Since Fall 2016, we have provided welcoming services for New Mainers, while celebrating and promoting the racial, cultural, and ethnic diversity that already exists in the region. The Maine Multicultural Center offers presentations, conversations, community and teacher workshops, a database of resources, and opportunities for those in and around Bangor to meet neighbors and new friends, whether they are recent immigrants or longtime residents.”

Presenter Dennis Chinoy is a cofounder of PICA (Power in Community Alliances), a group that focuses on economic and social justice. Among other things, PICA has been a driver behind the Bangor sister city relationship with Carasque, El Salvador, MOFGA’s partnership with farmers in El Salvador, and WERU’s sister station relationship with Radio Sumpul, a community radio station in that county – and Dennis Chinoy has played a role in all of those endeavors.
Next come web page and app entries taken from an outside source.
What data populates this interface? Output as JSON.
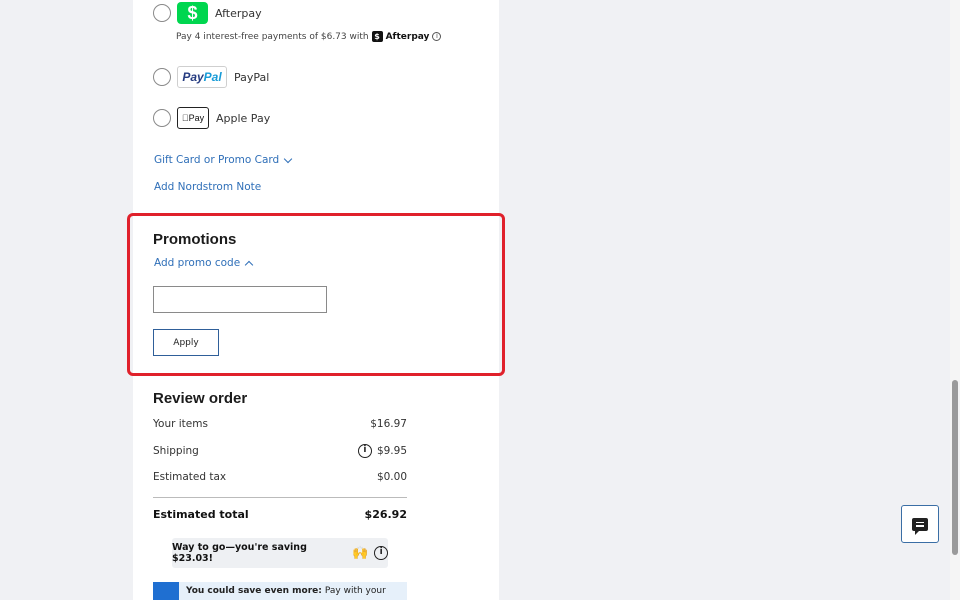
{
  "payment": {
    "afterpay": {
      "label": "Afterpay",
      "logo_glyph": "$",
      "note": "Pay 4 interest-free payments of $6.73 with",
      "brand": "Afterpay"
    },
    "paypal": {
      "label": "PayPal",
      "logo_a": "Pay",
      "logo_b": "Pal"
    },
    "applepay": {
      "label": "Apple Pay",
      "logo": "Pay"
    }
  },
  "links": {
    "gift_card": "Gift Card or Promo Card",
    "nordstrom_note": "Add Nordstrom Note"
  },
  "promotions": {
    "title": "Promotions",
    "add_code": "Add promo code",
    "input_value": "",
    "apply_label": "Apply"
  },
  "review": {
    "title": "Review order",
    "items_label": "Your items",
    "items_value": "$16.97",
    "shipping_label": "Shipping",
    "shipping_value": "$9.95",
    "tax_label": "Estimated tax",
    "tax_value": "$0.00",
    "total_label": "Estimated total",
    "total_value": "$26.92",
    "saving_message": "Way to go—you're saving $23.03!",
    "saving_emoji": "🙌",
    "banner_bold": "You could save even more:",
    "banner_text": "Pay with your"
  },
  "colors": {
    "afterpay_green": "#00d64f",
    "link_blue": "#2f6fb8",
    "highlight_red": "#e0212b"
  },
  "icons": {
    "afterpay": "afterpay-icon",
    "info": "info-icon",
    "chat": "chat-icon",
    "chevron": "chevron-icon"
  }
}
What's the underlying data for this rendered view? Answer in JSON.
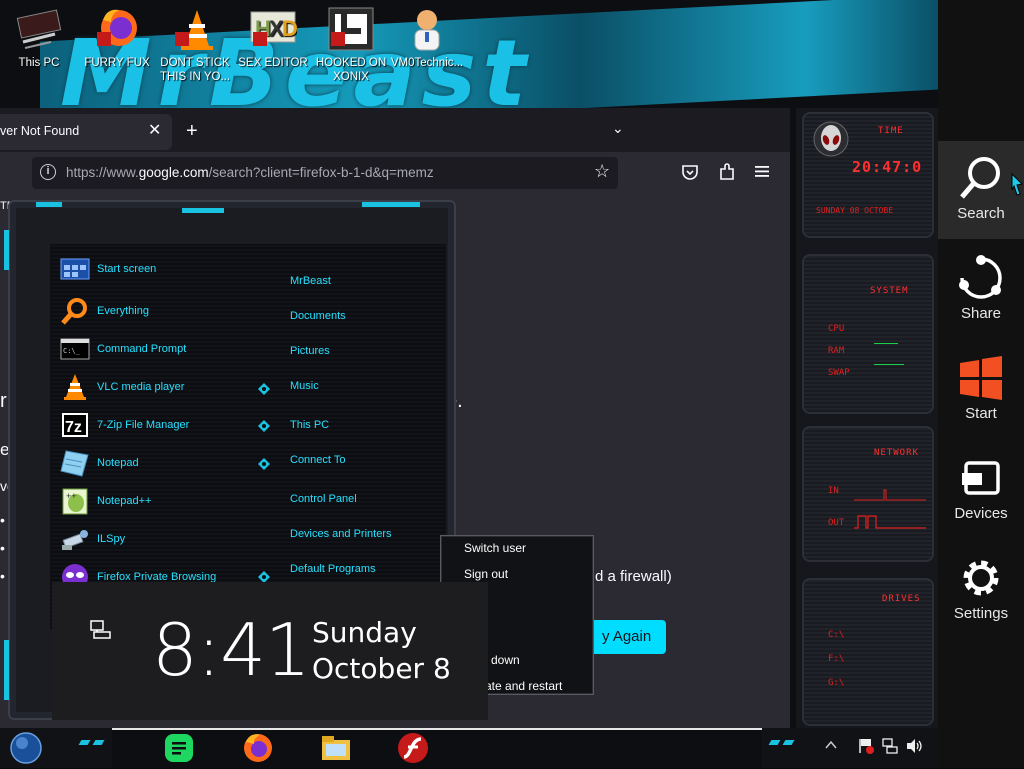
{
  "desktop": {
    "wallpaper_text": "MrBeast",
    "icons": [
      {
        "label": "This PC",
        "icon": "this-pc-icon"
      },
      {
        "label": "FURRY FUX",
        "icon": "firefox-icon"
      },
      {
        "label": "DONT STICK THIS IN YO...",
        "icon": "vlc-cone-icon"
      },
      {
        "label": "SEX EDITOR",
        "icon": "hex-editor-icon"
      },
      {
        "label": "HOOKED ON XONIX",
        "icon": "xonix-game-icon"
      },
      {
        "label": "VM0Technic...",
        "icon": "doctor-icon"
      }
    ]
  },
  "browser": {
    "tab_title": "ver Not Found",
    "url_prefix": "https://www.",
    "url_domain": "google.com",
    "url_rest": "/search?client=firefox-b-1-d&q=memz",
    "step_label": "TEP",
    "page_fragments": [
      "r",
      "e",
      "vo",
      "•",
      "•",
      "•",
      "e."
    ],
    "firewall_text": "d a firewall)",
    "try_again": "y Again"
  },
  "start_menu": {
    "programs": [
      {
        "label": "Start screen",
        "icon": "start-screen-icon"
      },
      {
        "label": "Everything",
        "icon": "magnifier-icon"
      },
      {
        "label": "Command Prompt",
        "icon": "cmd-icon"
      },
      {
        "label": "VLC media player",
        "icon": "vlc-icon"
      },
      {
        "label": "7-Zip File Manager",
        "icon": "7zip-icon"
      },
      {
        "label": "Notepad",
        "icon": "notepad-icon"
      },
      {
        "label": "Notepad++",
        "icon": "notepadpp-icon"
      },
      {
        "label": "ILSpy",
        "icon": "ilspy-icon"
      },
      {
        "label": "Firefox Private Browsing",
        "icon": "private-browsing-icon"
      }
    ],
    "places": [
      {
        "label": "MrBeast",
        "arrow": false
      },
      {
        "label": "Documents",
        "arrow": false
      },
      {
        "label": "Pictures",
        "arrow": false
      },
      {
        "label": "Music",
        "arrow": true
      },
      {
        "label": "This PC",
        "arrow": true
      },
      {
        "label": "Connect To",
        "arrow": true
      },
      {
        "label": "Control Panel",
        "arrow": false
      },
      {
        "label": "Devices and Printers",
        "arrow": false
      },
      {
        "label": "Default Programs",
        "arrow": true
      }
    ]
  },
  "power_menu": {
    "items": [
      "Switch user",
      "Sign out",
      "down",
      "ate and restart"
    ]
  },
  "lock_clock": {
    "time": "8:41",
    "day": "Sunday",
    "date": "October 8"
  },
  "gadgets": {
    "time_title": "TIME",
    "time_value": "20:47:0",
    "date_value": "SUNDAY 08 OCTOBE",
    "system_title": "SYSTEM",
    "system_rows": [
      "CPU",
      "RAM",
      "SWAP"
    ],
    "network_title": "NETWORK",
    "network_rows": [
      "IN",
      "OUT"
    ],
    "drives_title": "DRIVES",
    "drive_rows": [
      "C:\\",
      "F:\\",
      "G:\\"
    ]
  },
  "charms": [
    {
      "label": "Search",
      "icon": "search-icon"
    },
    {
      "label": "Share",
      "icon": "share-icon"
    },
    {
      "label": "Start",
      "icon": "windows-logo-icon"
    },
    {
      "label": "Devices",
      "icon": "devices-icon"
    },
    {
      "label": "Settings",
      "icon": "gear-icon"
    }
  ],
  "taskbar": {
    "items": [
      "start-orb-icon",
      "notes-app-icon",
      "firefox-icon",
      "file-explorer-icon",
      "flash-player-icon"
    ],
    "tray": [
      "flag-icon",
      "network-icon",
      "volume-icon"
    ]
  },
  "colors": {
    "accent_cyan": "#19c2e0",
    "menu_text": "#27e0ff",
    "gadget_red": "#e02020",
    "try_again_button": "#00ddff"
  }
}
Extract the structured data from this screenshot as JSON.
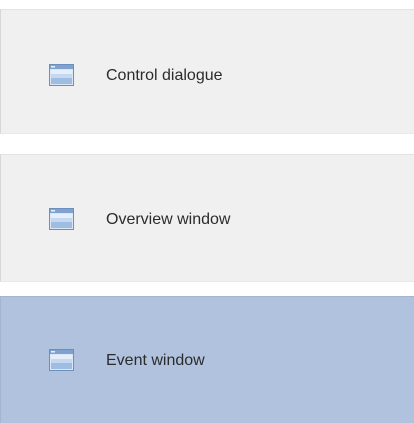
{
  "items": [
    {
      "label": "Control dialogue",
      "icon": "window-icon",
      "selected": false
    },
    {
      "label": "Overview window",
      "icon": "window-icon",
      "selected": false
    },
    {
      "label": "Event window",
      "icon": "window-icon",
      "selected": true
    }
  ],
  "colors": {
    "item_background": "#f0f0f0",
    "selected_background": "#b0c2dd",
    "text": "#2b2b2b",
    "icon_frame": "#5a7fb0",
    "icon_body": "#cfe0f5"
  }
}
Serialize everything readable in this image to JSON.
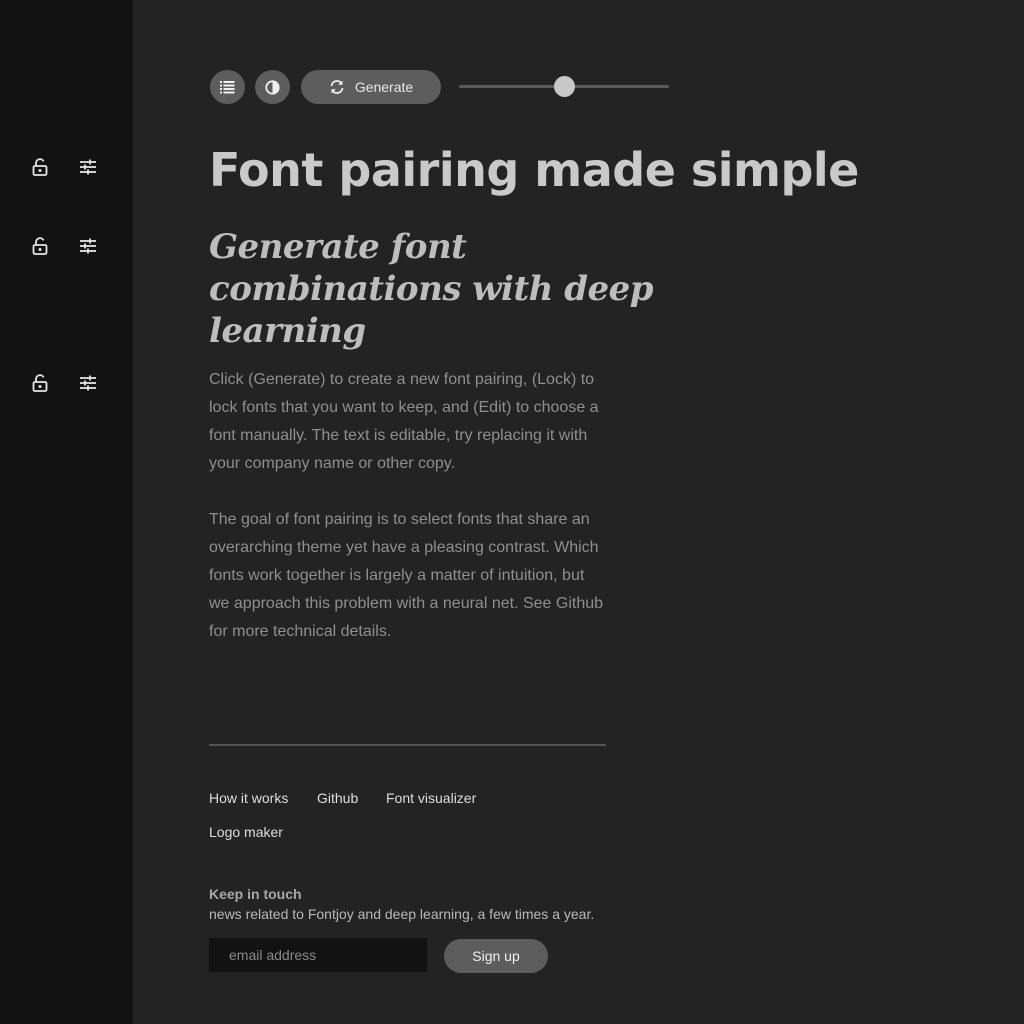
{
  "toolbar": {
    "list_icon": "list-icon",
    "contrast_icon": "contrast-icon",
    "generate_icon": "refresh-icon",
    "generate_label": "Generate",
    "slider_value": 0.5
  },
  "sidebar": {
    "rows": [
      {
        "lock_icon": "lock-icon",
        "edit_icon": "sliders-icon"
      },
      {
        "lock_icon": "lock-icon",
        "edit_icon": "sliders-icon"
      },
      {
        "lock_icon": "lock-icon",
        "edit_icon": "sliders-icon"
      }
    ]
  },
  "content": {
    "headline": "Font pairing made simple",
    "subheadline": "Generate font combinations with deep learning",
    "paragraphs": [
      "Click (Generate) to create a new font pairing, (Lock) to lock fonts that you want to keep, and (Edit) to choose a font manually. The text is editable, try replacing it with your company name or other copy.",
      "The goal of font pairing is to select fonts that share an overarching theme yet have a pleasing contrast. Which fonts work together is largely a matter of intuition, but we approach this problem with a neural net. See Github for more technical details."
    ]
  },
  "footer": {
    "links": [
      "How it works",
      "Github",
      "Font visualizer",
      "Logo maker"
    ],
    "keep_title": "Keep in touch",
    "keep_desc": "news related to Fontjoy and deep learning, a few times a year.",
    "email_placeholder": "email address",
    "signup_label": "Sign up"
  },
  "colors": {
    "background": "#232323",
    "sidebar": "#121212",
    "button": "#5d5d5d"
  }
}
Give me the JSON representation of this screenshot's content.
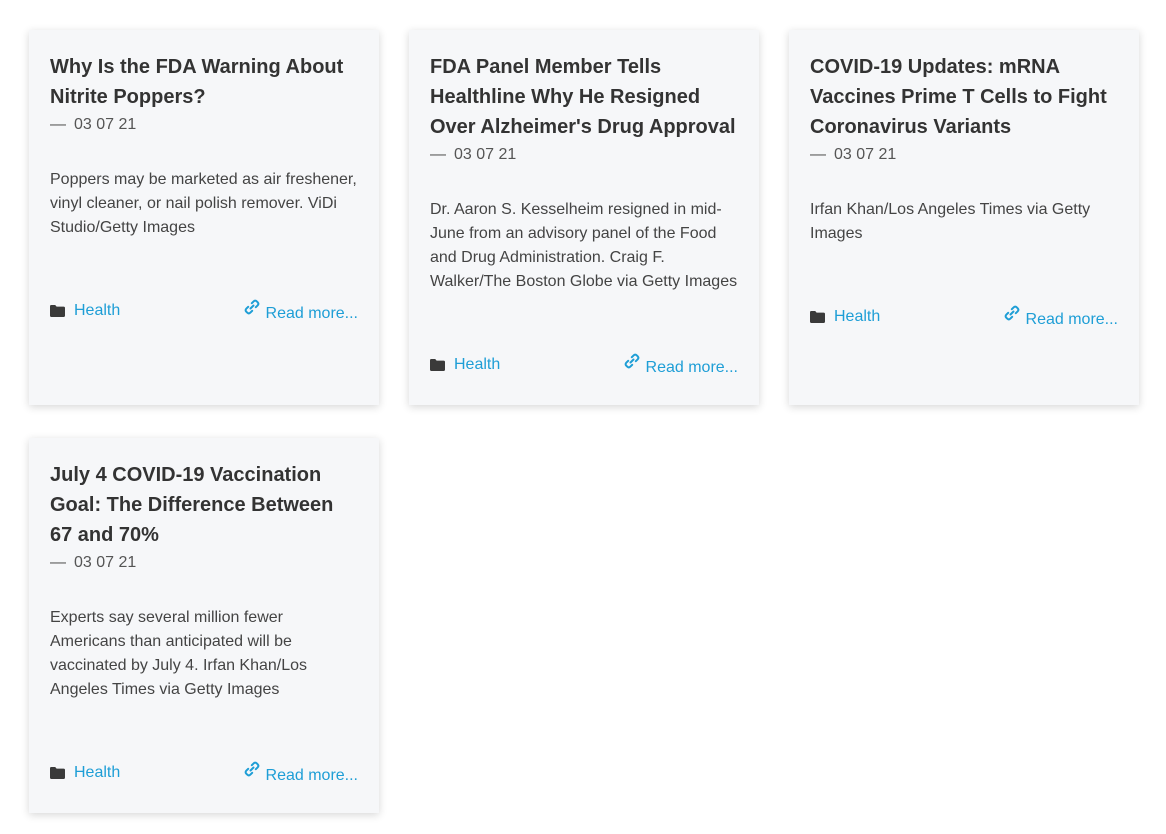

His presentation last month, sponsored by the multicultural center, was titled “The Deep Roots and Bitter Fruits of White Supremacy”. It has been edited to fit in this time slot.

View the entire, unedited presentation here

About the host:

Amy Browne started out at WERU as a volunteer news & public affairs producer in 2000, co-hosting/co-producing RadioActive with Meredith DeFrancesco. She joined the team of Voices producers a few years later, and has been WERU’s News & Public Affairs Manager since January, 2006. In addition to RadioActive, Voices and Maine Currents, she also produced and hosted the WERU News Report for several years. She has produced segments for national programs including Free Speech Radio News, This Way Out, Making Contact, Workers Independent News, Pacifica PeaceWatch, and Live Wire News, and has contributed to Democracy Now and the WBAI News Report. She is the recipient of the 2014 Excellence in Environmental Journalism Award from the Sierra Club of Maine, and the First Place 2017 Radio News Award from the Maine Association of Broadcasters.

RadioActive 11/1/18

Producer/Host: Meredith DeFrancesco

Environmental and Social Justice: Root Causes of Migrant Caravan and Political Violence in Central America and US

Key Discussion Points:

a) This week, we again turn to the thousands of migrants travelling together from Honduras, El Salvador and Guatemala towards the US to seek asylum.
b) We look further at the political repression experienced by Hondurans since the US supported 2009 coup and at the environmental, human rights and economic impacts mega-projects have had on the population.
c) We also reflect on the connections between the recent hatred fueled violence in the US and the demonization of immigration.

And, as November 6th deadline for public comment looms, we look at the Trump Administration’s attempt to repeal the 1997 Flores Amendment, which prohibits the US federal government from holding migrant children in detention centers for over 20 days.

Grahame Russel, director of Rights Action
Reporting by Sandra Cuffe, travelling with caravan:

Dennis Chinoy, US El Salvador Sister Cities, PICA (Power in Community Alliances)

Information on Flores Amendment:

RadioActive 10/25/18

Producer/Host: Meredith DeFrancesco

Migrant Caravan from Central America: Root Causes and Human Rights

Key Discussion Points:

a) As thousands of migrants from Honduras, El Salvador and Guatemala travel in a caravan through Mexico towards the US, we speak with Patricia Montes, executive director od the immigrant rights organization Centro Presente, in East Boston.

b) We look at the root causes, and connections to the United States policies, including poverty, unemployment, gang violence and political repression, including following the US backed coup in Honduras in 2009.

c) We also look at human rights impacts, as the Trump Administration seizes on the caravan to inflame knee jerk, anti-immigrant sentiment during the mid-term election, now saying he will “call up the US military and close our southern border.”

Guest: Patricia Montes, executive director, Centro Presente ,